If I Wrote a Love Song For My Father
If I were to write a love song for my father, what it might sound like? A dirge perhaps, dark and lonely, haunting, wistful with what could have been, heavy with emptiness of unrequited love. And the words — they might cry with rage, might swoon with ache, might drip with longing.
My early memories are of a strong, determined man, one larger than life with thick hands and tree trunks for legs, moody like the moon, charming and clever one moment, a frightening, tyrannical giant the next. From him I learned awe and anger, caprice and temper, the sharp cut of sarcasm. From him I learned chagrin.
Today, he has shrunken, whether by age or disappointment, perhaps both. I am no longer afraid. Sad, yes, but not intimidated. Would it shock him to know this? Would it surprise him to see that the little girl he cowed into submission has found her power? No. He claims it for his own. “When you make it, I’ll take all the credit,” he said once. He meant it as a joke, as all the sophisticatedly weak do. At the time, it irked me, but the years have taught me that he is entitled to some credit. Because of him, I have learned to stand solid on ground of my own, to declare myself, to claim my truth, to love and to give and to know why I do it.
I found that as much can be learned from absence as from example; the life I have created is sodden with truths learned as opposites. I have become that which I could not see, that which I ached to know. I filled the gap left by a frightened father with my own strength, my own fierce love for myself, for my husband, for my children. Because of the lack, I have become greater, more, stronger, braver and truer than I might otherwise have been.
Still, I love him, in the way we love what is not good for us but is still familiar. He can be funny, has a certain declarative take on the world; the life he has built for himself makes him happy. It doesn’t include much of my family or I, but it is admirable, in its way, for having been built out of ruins. In that sense, he offers an example of grit and determination, of working with what the world has given. I’ve used that example in my own life, encouraged myself with notice of his second chance. No person is ever all bad — just sometimes not the right match for another.
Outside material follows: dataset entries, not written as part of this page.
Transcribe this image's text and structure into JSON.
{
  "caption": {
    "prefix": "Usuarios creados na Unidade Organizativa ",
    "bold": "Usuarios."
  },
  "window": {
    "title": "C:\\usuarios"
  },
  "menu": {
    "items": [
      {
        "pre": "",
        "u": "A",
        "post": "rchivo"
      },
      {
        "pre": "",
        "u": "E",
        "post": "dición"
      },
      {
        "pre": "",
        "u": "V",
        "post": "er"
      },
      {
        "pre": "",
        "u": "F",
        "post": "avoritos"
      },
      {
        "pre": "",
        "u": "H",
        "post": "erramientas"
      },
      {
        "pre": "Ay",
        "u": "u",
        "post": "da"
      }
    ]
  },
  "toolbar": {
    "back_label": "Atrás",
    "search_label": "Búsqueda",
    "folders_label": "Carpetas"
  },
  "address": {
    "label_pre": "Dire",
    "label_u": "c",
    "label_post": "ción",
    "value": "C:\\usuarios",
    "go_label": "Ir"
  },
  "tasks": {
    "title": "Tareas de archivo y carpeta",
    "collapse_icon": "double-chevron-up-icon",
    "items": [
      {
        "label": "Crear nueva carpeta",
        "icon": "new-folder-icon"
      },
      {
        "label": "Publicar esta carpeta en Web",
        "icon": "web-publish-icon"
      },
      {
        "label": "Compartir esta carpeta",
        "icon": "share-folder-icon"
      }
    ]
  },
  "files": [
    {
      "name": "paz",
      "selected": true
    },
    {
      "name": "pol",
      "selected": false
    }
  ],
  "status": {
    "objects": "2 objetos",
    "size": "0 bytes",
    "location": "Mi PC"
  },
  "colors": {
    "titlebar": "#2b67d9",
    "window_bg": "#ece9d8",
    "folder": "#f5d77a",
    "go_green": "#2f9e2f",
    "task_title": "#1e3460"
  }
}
If I were to write a love song for my father, it might scream, bitter and vengeful, it might sob and lick wounds. Might, but it won’t, because I won’t write it, I won’t sing it. Instead, I soothe my longing heart with bandages of other love. My grandfather’s love is a life ring. From him I learned love’s guidance. My husband’s love is a salve. From him I have learned love’s endurance. My father-in-law’s love is a gauze. One day, in a letter, he offered to be my second father, although he had already six daughters, two sons of his own. From him I have learned love’s infinity.
This piece originally appeared on “The Keeping Blog” — Minerva Rising.